First Reformed: The toxic mess of syncretism

There’s a lot to process in Paul Schrader’s latest film, “First Reformed.” The first half of the film sets up as a powerful, even brilliant, study of spiritual desolation and the cross-currents of modern idolatry and traditional religion. Continue Reading...

Isolationism and internationalism in Black Panther

I finally got around to seeing Black Panther last night, and my early reaction echoes so much of the overwhelmingly positive response to the film. As so many superhero tales do, Black Panther weaves together complex ideas within the often deceptively fantastical trappings of science fiction and fantasy. Continue Reading...

Jerry Pournelle, Russell Kirk Conservative: RIP

Jerry Pournelle passed away in early September and is memorialized in this week’s “Upstream” segment of the Radio Free Acton podcast. An accomplished man in many fields in both the public and private sectors, he perhaps is best known as the author and co-author of a shelf-full of science-fiction novels. Continue Reading...

Czeslaw Milosz: Poet Laureate of Freedom

[A review of Milosz: A Biography by Andrzej Franasszek, edited and translated by Aleksandra and Michael Parker, The Belknap Press of Harvard University Press, Cambridge University, 2017, 526 pp., $35] “What is poetry which does not save/Nations or people?” – Czeslaw Milosz (“Dedication”) In the 1970s – the last full decade before Poland finally freed itself from the shackles of communist control –Lech Walesa, the leader of Solidarity, the Soviet bloc’s first trade union, was arrested on more than one occasion. Continue Reading...

Review: A visually powerful tribute to The Dunkirk Spirit

In a new blockbuster film, director Christopher Nolan faithfully captures for the big screen the frantic chaos and desperation of the Allied forces at Dunkirk in 1940. It is another vivid reminder that, as so many throughout history have reminded us, “War is hell.” Those who know their history understand that on the French beaches of the Strait of Dover, the Allied forces are thrown once again into another world conflict, this time to protect Western freedom and its democratic ideals. Continue Reading...

Arvo Pärt on the economy of wonder

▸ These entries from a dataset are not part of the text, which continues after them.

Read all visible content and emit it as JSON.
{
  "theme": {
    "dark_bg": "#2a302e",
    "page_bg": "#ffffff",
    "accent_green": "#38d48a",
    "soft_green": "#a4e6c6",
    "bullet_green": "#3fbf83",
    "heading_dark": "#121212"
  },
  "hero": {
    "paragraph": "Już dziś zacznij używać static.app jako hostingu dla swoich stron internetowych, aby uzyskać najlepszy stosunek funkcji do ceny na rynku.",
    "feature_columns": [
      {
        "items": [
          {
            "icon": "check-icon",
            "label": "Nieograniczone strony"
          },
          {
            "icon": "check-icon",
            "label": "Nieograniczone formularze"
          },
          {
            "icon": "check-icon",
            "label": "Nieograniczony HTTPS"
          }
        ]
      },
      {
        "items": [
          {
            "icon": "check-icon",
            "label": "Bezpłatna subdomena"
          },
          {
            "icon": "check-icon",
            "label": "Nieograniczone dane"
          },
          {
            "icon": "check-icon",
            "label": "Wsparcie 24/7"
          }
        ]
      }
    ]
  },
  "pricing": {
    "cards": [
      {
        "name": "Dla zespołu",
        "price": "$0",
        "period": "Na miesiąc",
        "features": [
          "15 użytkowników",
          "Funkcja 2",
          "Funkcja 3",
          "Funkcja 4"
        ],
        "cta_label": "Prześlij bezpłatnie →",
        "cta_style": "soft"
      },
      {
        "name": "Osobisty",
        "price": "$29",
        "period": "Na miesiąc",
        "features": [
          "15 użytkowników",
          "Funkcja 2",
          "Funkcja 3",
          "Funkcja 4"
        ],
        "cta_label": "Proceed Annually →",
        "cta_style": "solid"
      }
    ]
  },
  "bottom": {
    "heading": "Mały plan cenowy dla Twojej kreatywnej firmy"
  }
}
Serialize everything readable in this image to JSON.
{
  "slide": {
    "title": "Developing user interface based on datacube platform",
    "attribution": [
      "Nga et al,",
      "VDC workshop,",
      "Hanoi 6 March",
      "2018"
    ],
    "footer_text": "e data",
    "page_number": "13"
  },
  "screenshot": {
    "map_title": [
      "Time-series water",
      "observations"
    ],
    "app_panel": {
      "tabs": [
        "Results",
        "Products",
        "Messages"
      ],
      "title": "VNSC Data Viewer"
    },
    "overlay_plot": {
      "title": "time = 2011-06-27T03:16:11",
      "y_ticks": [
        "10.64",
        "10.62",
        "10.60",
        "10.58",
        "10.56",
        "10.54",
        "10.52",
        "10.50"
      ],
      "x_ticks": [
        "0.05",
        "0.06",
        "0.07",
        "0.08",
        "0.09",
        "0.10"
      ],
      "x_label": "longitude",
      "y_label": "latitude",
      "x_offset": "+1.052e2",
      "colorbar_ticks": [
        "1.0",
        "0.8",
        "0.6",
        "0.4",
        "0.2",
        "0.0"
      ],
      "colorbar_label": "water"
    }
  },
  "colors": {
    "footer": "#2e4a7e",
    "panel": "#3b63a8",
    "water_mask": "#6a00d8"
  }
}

Our society has grown increasingly transactional in its ways of thinking, whether about family, business, education, or politics. Everything we spend, steward, or invest — our money, time, and relationships — must somehow secure an immediate personal return or reward, lest it be cast aside as “wasteful.” As an overarching philosophy of life, such an approach fails not due only due to its narrow individualism, but also to its cramped obsession with scarcity, standing in stark contrast with the lavish abundance and gratuitous generosity of the Gospel. Continue Reading...

Lenin’s Trip to Infamy

One hundred years ago, the man Winston Churchill dubbed a “plague bacillus” journeyed back from his exile in Europe to eventually seize the reins of power in his native Russia. Vladimir Lenin’s itinerary could not have been more fraught with peril and subterfuge, which makes it an ideal framing story for a recap of the rise of 20th century totalitarianism. Continue Reading...